Another person fobbed off with a software update .NoDiscoSport wrote: ↑Fri Mar 16, 2018 11:31 amFor a company so riddled with errors perhaps somebody just forgot about the app. Or maybe they knew that it would be easier to dismiss a phone app message with a shrug of the shoulders and a few casual remarks, "Oh that, it's just a software glitch. Like the spurious low oil warning you had as well, see that's another one. Useless software...." Wait. That IS just what happened and people swallowed it. Totally effective strategy. Then people can say to the judge, "Oh no, sir, not us. No way did we conceal it. Look, there's the phone app. We surely would have disabled that as well - if we were being dishonest like the nasty man is saying."Dashnine wrote: ↑Fri Mar 16, 2018 11:01 amThen they'd have killed the app reporting the 'service required' too.shouldvegotamerc wrote: ↑Fri Mar 16, 2018 12:11 am
Regarding the first part of JLRP00100 dealing with the third counter and the "sleepy" PCM interface that always sent 32k km to the IC.
Didn't loads of people report having the service warning on their iphones in June/July 2016? Those cars would have been 16MY. The evidence I've read suggests that the cars have always calculated the dilution accurately, just that in the early days they had been programmed to - how should one put this politely? - keep it to themselves. Stop and think for a moment.
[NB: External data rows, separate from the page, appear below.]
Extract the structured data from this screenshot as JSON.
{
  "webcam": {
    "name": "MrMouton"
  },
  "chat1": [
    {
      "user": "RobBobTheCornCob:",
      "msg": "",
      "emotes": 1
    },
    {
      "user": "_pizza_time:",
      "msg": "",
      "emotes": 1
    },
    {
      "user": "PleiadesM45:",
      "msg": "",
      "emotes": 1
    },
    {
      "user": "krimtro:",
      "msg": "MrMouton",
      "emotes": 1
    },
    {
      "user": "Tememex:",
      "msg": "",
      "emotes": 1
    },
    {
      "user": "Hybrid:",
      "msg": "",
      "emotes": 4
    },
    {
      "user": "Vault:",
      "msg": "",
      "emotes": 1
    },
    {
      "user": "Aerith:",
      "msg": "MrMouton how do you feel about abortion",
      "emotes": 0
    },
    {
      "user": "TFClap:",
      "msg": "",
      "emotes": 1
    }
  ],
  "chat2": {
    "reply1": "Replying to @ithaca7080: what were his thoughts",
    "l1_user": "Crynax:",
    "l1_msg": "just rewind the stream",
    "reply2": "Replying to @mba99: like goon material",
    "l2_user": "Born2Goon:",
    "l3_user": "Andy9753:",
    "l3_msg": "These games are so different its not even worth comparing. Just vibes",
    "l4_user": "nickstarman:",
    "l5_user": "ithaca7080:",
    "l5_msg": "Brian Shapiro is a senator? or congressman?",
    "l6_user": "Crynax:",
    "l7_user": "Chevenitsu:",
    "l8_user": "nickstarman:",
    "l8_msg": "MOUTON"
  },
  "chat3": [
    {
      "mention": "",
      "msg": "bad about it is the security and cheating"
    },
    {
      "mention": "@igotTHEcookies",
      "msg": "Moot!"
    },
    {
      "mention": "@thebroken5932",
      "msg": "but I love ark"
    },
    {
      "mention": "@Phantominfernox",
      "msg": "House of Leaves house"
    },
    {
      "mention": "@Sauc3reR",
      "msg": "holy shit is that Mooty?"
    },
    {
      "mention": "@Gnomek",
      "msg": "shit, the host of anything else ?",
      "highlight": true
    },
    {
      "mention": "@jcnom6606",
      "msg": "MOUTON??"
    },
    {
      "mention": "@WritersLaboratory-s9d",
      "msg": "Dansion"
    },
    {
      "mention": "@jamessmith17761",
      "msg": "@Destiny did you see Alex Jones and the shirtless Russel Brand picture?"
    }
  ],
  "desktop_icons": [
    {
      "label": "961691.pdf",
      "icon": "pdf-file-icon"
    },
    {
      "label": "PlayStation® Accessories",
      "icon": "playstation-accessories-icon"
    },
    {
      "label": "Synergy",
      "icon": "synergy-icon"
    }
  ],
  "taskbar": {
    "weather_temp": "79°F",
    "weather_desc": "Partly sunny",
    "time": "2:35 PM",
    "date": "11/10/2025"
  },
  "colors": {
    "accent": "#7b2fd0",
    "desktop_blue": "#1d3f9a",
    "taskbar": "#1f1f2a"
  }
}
How remarkably convenient it was for JLR that a car exhibiting such profound diesel dilution problems should happen to have another problem with the software responsible for monitoring the knock-on effects of that same problem. So as few people as possible would know about the crappy exhaust system until it was too late. Too much of a co-oincidence there.
Thing is, if they DID do something to hide the damaging fault with the exhaust, they would have been obliged to consider every last little detail, including leaving an escape route just like this.